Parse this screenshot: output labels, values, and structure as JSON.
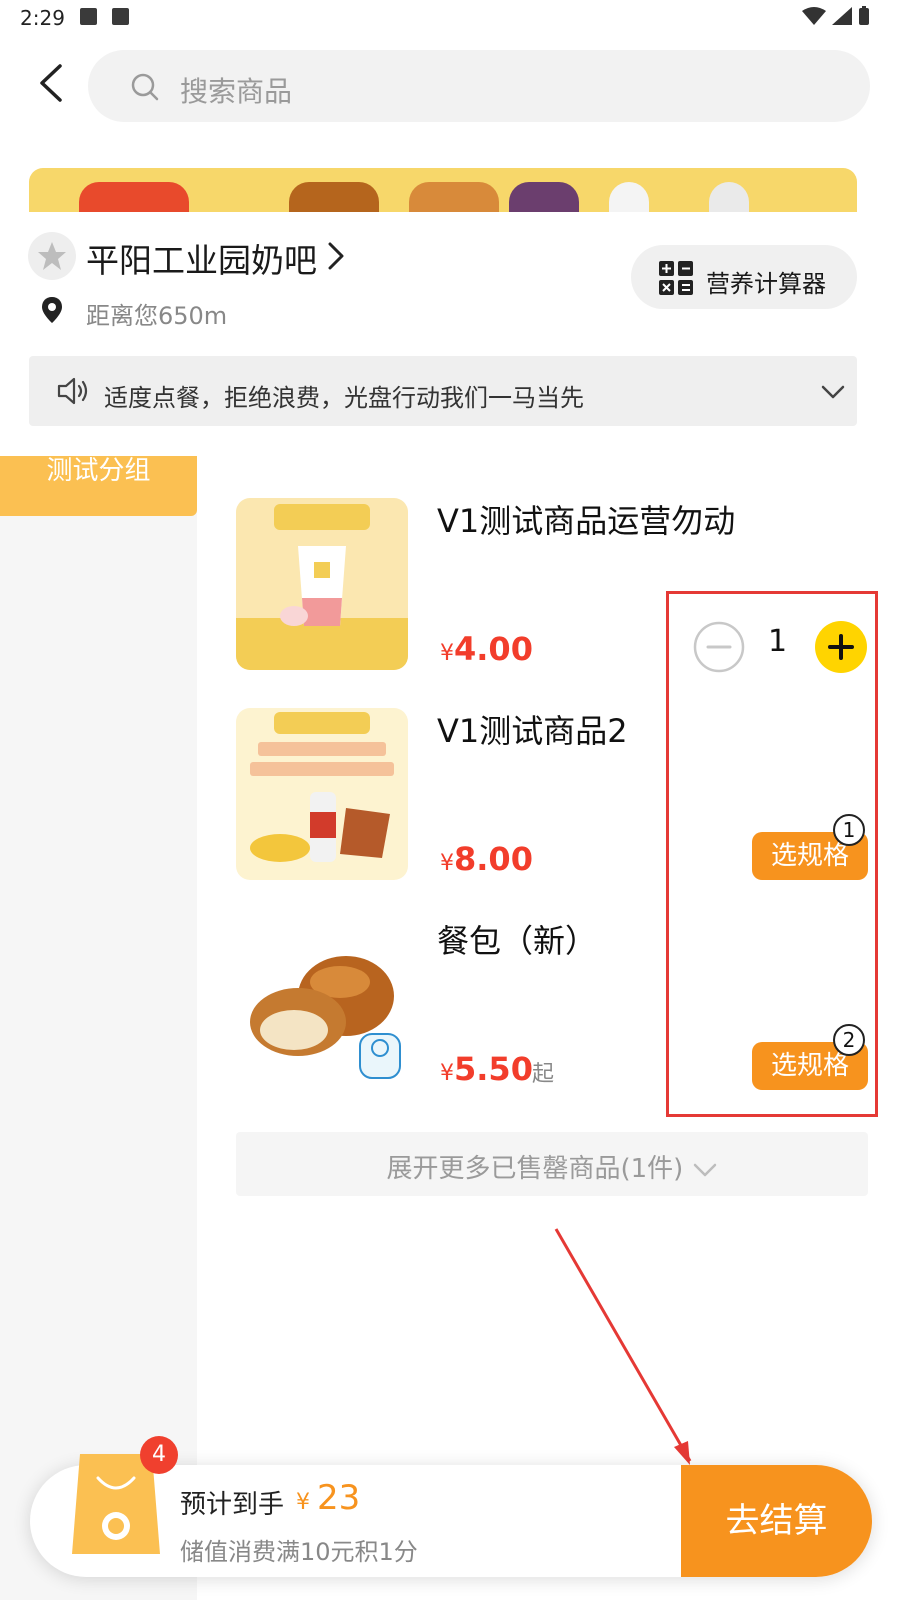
{
  "status_bar": {
    "time": "2:29"
  },
  "search": {
    "placeholder": "搜索商品"
  },
  "shop": {
    "name": "平阳工业园奶吧",
    "distance": "距离您650m",
    "calculator_label": "营养计算器"
  },
  "notice": {
    "text": "适度点餐，拒绝浪费，光盘行动我们一马当先"
  },
  "categories": [
    {
      "label": "测试分组",
      "active": true
    }
  ],
  "products": [
    {
      "name": "V1测试商品运营勿动",
      "currency": "¥",
      "price": "4.00",
      "quantity": "1",
      "action": "stepper"
    },
    {
      "name": "V1测试商品2",
      "currency": "¥",
      "price": "8.00",
      "action_label": "选规格",
      "marker": "1"
    },
    {
      "name": "餐包（新）",
      "currency": "¥",
      "price": "5.50",
      "price_suffix": "起",
      "action_label": "选规格",
      "marker": "2"
    }
  ],
  "soldout": {
    "label": "展开更多已售罄商品(1件)"
  },
  "cart": {
    "badge": "4",
    "estimate_label": "预计到手",
    "currency": "¥",
    "estimate_value": "23",
    "points_text": "储值消费满10元积1分",
    "checkout_label": "去结算"
  },
  "colors": {
    "accent": "#f7931e",
    "price": "#f23d2b",
    "stepper_plus": "#ffd400",
    "annotation": "#e53935",
    "category_active": "#fbc052"
  }
}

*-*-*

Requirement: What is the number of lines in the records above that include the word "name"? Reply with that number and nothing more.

The answer: 4